_MATERIAL SHOWN_.

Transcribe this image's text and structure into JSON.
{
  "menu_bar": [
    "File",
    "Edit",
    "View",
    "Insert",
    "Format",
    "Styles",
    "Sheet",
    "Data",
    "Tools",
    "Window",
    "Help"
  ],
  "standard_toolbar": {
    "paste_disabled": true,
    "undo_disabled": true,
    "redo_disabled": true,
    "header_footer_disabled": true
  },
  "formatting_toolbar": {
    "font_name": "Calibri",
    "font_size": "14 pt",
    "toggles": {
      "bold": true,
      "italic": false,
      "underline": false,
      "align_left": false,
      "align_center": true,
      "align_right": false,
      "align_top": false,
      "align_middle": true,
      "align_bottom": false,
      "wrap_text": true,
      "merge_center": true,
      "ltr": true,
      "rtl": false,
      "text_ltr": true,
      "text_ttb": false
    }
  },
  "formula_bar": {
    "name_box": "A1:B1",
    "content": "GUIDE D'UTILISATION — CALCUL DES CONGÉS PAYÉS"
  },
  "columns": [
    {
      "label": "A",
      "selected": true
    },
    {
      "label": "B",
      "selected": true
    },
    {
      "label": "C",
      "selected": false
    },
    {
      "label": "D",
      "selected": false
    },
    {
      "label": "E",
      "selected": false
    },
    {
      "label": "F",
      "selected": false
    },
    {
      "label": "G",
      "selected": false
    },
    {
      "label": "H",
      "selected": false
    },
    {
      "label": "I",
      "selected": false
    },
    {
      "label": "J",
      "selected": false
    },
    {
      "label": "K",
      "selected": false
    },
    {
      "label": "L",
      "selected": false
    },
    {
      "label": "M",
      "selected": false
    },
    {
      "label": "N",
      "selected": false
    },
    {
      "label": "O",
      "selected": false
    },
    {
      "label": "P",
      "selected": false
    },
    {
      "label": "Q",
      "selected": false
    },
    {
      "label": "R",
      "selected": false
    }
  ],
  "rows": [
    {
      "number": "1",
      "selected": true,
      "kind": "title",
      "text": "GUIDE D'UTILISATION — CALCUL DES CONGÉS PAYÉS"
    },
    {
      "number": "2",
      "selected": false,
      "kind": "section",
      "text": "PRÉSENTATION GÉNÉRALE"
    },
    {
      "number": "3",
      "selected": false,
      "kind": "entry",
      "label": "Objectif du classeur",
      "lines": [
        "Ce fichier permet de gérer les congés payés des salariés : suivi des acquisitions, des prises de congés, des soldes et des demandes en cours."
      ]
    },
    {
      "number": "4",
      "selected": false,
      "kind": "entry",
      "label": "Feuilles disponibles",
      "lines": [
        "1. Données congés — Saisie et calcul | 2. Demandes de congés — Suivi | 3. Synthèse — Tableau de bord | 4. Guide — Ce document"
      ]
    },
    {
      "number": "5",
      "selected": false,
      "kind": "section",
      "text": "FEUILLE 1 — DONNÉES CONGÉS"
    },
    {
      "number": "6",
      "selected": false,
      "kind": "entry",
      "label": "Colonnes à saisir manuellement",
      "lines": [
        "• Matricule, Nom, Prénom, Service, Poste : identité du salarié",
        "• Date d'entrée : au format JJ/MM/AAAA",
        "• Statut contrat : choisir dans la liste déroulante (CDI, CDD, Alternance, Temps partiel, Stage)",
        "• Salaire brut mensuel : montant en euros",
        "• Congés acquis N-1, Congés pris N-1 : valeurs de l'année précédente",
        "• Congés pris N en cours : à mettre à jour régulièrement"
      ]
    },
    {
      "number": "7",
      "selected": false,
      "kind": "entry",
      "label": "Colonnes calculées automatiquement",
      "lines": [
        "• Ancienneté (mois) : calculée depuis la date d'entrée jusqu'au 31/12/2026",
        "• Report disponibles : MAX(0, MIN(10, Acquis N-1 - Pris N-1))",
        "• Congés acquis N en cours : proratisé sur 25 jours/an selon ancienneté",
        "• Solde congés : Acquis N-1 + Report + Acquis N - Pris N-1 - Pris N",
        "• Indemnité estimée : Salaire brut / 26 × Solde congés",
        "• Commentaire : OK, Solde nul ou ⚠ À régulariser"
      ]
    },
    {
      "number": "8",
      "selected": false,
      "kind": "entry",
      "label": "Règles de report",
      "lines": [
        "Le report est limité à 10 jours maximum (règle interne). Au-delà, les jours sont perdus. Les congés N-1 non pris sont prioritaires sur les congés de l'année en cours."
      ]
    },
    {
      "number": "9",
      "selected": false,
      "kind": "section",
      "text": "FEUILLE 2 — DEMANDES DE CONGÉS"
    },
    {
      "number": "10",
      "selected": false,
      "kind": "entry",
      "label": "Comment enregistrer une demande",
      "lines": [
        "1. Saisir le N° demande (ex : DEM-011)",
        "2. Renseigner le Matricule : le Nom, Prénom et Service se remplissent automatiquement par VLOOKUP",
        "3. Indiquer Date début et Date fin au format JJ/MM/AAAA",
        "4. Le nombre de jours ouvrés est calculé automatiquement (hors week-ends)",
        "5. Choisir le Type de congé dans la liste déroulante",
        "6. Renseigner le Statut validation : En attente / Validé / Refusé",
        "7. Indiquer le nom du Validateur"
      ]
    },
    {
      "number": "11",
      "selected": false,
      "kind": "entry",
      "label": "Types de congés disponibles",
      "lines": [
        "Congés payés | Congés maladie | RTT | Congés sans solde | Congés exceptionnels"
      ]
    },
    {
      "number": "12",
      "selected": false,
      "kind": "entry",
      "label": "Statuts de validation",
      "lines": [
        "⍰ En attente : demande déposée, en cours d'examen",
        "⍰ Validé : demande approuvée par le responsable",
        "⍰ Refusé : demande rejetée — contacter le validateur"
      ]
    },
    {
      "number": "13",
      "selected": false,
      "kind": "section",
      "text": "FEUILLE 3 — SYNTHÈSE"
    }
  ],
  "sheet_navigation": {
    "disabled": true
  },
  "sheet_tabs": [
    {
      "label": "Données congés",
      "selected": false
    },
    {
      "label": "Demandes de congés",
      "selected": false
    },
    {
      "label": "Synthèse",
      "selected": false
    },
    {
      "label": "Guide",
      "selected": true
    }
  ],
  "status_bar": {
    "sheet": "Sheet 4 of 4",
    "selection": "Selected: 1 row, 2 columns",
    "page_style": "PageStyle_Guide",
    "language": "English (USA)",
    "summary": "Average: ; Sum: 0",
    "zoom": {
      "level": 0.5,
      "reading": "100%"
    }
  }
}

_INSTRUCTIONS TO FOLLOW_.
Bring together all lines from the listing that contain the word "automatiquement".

_FINAL ANSWER_.
      "label": "Colonnes calculées automatiquement",
        "2. Renseigner le Matricule : le Nom, Prénom et Service se remplissent automatiquement par VLOOKUP",
        "4. Le nombre de jours ouvrés est calculé automatiquement (hors week-ends)",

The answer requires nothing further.